#### Work request:
Find every line containing the word "screenshot" in the records below; report only how many there are.

#### Data for this task:

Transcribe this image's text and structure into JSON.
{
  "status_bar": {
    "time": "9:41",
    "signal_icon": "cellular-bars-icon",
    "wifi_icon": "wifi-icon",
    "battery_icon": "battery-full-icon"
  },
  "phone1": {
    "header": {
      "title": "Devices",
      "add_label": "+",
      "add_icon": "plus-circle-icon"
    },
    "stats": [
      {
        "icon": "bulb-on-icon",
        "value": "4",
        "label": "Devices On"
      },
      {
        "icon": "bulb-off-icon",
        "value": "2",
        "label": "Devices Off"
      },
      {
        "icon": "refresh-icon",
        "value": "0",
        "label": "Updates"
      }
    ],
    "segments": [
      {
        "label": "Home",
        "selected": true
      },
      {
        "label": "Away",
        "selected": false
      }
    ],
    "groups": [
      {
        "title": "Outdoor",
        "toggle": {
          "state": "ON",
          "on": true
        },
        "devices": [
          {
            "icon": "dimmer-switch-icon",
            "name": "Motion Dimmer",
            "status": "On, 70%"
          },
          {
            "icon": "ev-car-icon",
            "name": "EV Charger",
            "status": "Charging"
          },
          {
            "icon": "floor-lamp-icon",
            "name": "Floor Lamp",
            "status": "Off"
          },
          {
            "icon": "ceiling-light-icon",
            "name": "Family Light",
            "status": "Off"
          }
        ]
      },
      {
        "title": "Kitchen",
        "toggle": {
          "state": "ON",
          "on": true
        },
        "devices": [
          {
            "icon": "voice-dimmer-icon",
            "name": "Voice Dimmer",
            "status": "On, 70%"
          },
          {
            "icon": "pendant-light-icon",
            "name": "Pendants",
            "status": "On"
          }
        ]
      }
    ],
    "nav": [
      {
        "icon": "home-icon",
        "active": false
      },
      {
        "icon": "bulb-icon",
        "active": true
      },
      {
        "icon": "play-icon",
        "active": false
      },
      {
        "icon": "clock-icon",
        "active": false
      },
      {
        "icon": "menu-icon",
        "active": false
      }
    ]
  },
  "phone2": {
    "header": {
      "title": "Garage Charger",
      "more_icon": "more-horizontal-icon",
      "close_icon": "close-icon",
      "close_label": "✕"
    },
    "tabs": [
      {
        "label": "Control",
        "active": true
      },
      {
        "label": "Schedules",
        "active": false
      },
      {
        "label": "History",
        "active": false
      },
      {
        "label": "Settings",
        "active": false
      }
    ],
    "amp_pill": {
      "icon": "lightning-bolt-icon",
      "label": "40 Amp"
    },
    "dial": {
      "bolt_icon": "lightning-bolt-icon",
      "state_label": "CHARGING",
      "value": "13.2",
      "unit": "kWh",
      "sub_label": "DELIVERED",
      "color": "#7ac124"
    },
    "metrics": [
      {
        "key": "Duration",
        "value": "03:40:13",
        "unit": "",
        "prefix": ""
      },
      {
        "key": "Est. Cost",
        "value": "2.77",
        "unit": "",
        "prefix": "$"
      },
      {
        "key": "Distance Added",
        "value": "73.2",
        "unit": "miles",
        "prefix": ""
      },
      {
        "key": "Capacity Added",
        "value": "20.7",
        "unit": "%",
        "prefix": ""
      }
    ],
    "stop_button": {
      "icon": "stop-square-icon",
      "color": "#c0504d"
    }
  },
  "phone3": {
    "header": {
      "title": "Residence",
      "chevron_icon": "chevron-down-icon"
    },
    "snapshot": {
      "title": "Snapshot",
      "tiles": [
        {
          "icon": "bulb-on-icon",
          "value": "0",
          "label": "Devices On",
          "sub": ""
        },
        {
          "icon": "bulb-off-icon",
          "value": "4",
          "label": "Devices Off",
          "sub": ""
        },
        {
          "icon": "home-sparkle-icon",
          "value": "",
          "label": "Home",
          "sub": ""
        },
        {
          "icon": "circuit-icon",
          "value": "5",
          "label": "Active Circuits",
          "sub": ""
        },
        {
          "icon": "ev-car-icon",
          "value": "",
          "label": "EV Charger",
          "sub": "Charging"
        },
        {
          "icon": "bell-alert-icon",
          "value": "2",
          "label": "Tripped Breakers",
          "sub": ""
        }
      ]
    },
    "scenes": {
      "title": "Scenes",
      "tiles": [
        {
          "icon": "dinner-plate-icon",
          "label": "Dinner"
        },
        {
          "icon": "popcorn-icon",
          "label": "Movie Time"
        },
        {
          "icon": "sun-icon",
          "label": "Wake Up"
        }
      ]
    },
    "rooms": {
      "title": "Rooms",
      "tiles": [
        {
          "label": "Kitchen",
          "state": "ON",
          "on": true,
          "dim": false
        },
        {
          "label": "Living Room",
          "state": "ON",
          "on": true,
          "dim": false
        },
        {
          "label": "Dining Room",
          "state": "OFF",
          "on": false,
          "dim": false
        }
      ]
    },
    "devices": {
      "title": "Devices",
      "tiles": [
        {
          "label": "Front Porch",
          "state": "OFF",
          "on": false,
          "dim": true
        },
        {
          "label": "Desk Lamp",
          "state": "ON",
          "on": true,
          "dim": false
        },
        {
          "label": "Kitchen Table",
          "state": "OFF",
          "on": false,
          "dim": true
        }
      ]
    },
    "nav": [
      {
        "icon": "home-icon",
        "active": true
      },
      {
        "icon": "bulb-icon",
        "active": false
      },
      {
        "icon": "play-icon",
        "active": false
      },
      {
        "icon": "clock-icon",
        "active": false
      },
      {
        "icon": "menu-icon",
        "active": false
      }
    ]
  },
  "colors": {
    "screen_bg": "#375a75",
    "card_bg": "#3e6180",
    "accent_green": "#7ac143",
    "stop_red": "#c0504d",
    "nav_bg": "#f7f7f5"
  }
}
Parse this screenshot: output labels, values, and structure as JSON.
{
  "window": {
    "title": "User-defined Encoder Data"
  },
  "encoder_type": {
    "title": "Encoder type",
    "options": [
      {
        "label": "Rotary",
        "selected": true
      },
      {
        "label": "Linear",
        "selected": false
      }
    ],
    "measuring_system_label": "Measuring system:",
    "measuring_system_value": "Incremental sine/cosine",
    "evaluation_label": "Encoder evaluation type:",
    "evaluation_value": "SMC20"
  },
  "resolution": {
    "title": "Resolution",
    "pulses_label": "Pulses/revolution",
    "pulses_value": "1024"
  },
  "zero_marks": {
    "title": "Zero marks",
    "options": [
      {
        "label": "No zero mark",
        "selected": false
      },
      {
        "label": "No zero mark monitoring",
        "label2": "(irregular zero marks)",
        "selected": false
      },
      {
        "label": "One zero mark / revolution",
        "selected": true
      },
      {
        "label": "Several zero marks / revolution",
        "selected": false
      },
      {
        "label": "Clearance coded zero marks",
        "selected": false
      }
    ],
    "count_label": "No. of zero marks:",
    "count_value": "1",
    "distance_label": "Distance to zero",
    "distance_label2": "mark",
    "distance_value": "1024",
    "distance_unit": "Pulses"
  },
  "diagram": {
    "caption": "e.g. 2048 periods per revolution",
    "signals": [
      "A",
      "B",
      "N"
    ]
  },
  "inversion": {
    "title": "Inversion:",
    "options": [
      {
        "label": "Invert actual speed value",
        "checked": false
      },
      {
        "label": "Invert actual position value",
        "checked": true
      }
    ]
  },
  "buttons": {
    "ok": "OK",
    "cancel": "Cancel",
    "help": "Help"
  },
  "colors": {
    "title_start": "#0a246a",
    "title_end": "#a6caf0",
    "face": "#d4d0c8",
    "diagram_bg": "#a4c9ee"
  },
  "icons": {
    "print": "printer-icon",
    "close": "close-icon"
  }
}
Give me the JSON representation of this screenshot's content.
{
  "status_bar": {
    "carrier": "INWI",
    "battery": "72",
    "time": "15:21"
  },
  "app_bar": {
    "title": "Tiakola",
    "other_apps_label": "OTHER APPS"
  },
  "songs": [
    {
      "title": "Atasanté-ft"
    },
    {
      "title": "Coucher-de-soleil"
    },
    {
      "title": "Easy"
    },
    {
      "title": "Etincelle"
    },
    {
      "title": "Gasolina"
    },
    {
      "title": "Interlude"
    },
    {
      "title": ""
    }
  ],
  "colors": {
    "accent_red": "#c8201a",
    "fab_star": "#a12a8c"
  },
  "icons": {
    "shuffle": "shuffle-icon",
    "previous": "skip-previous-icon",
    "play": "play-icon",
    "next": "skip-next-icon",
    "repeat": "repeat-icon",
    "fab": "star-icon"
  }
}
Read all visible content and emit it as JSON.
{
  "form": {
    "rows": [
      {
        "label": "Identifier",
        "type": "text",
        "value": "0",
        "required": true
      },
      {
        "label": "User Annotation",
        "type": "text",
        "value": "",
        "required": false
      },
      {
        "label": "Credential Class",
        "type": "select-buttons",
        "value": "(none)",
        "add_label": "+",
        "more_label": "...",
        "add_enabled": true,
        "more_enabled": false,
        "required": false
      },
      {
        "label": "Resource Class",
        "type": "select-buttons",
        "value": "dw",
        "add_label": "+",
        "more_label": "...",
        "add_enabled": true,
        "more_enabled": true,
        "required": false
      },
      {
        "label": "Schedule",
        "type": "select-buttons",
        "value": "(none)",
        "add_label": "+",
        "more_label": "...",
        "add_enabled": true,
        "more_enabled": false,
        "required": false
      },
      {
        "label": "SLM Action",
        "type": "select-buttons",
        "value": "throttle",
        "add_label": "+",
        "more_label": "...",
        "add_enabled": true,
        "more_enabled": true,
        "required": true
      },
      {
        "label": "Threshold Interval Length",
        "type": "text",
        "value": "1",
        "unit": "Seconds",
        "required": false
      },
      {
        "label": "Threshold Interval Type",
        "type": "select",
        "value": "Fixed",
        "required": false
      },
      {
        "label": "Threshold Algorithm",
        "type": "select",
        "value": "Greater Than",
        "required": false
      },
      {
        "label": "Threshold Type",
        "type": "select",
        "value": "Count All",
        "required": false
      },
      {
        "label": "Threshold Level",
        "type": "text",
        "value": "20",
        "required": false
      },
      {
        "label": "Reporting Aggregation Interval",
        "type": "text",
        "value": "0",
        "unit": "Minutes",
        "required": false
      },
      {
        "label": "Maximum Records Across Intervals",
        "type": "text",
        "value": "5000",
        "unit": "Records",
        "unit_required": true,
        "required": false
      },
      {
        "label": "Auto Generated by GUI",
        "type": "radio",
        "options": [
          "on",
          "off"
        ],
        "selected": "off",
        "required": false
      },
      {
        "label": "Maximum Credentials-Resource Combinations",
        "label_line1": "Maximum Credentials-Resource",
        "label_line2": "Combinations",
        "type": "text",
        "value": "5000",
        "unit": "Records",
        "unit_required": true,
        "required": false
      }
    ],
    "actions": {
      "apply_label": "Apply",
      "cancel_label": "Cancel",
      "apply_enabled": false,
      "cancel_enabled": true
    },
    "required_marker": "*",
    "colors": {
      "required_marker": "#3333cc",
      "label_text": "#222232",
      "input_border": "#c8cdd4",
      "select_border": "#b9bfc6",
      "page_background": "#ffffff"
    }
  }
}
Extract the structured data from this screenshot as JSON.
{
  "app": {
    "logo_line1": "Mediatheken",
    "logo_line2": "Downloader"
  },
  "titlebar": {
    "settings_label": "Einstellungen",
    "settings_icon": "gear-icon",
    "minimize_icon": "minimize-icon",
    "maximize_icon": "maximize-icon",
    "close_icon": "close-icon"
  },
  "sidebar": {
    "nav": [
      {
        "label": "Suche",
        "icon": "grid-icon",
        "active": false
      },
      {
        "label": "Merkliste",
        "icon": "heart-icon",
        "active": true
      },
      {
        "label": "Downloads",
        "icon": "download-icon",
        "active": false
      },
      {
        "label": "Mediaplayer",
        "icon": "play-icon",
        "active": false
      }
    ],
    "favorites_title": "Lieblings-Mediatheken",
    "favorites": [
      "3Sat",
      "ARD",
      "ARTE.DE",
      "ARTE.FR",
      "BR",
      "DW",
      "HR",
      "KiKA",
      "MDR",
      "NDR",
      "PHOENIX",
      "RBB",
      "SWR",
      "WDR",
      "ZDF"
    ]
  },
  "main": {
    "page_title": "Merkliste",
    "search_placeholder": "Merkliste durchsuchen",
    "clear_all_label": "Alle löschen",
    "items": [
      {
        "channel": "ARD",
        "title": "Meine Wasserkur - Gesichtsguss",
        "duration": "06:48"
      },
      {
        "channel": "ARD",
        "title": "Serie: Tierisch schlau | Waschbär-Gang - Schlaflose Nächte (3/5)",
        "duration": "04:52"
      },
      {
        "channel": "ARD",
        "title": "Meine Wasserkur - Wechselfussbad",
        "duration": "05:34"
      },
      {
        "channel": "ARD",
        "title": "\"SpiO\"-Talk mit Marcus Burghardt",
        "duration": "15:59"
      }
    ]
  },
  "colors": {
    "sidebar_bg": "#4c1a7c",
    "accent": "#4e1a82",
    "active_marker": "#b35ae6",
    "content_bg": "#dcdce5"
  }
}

#### Response to the task:
3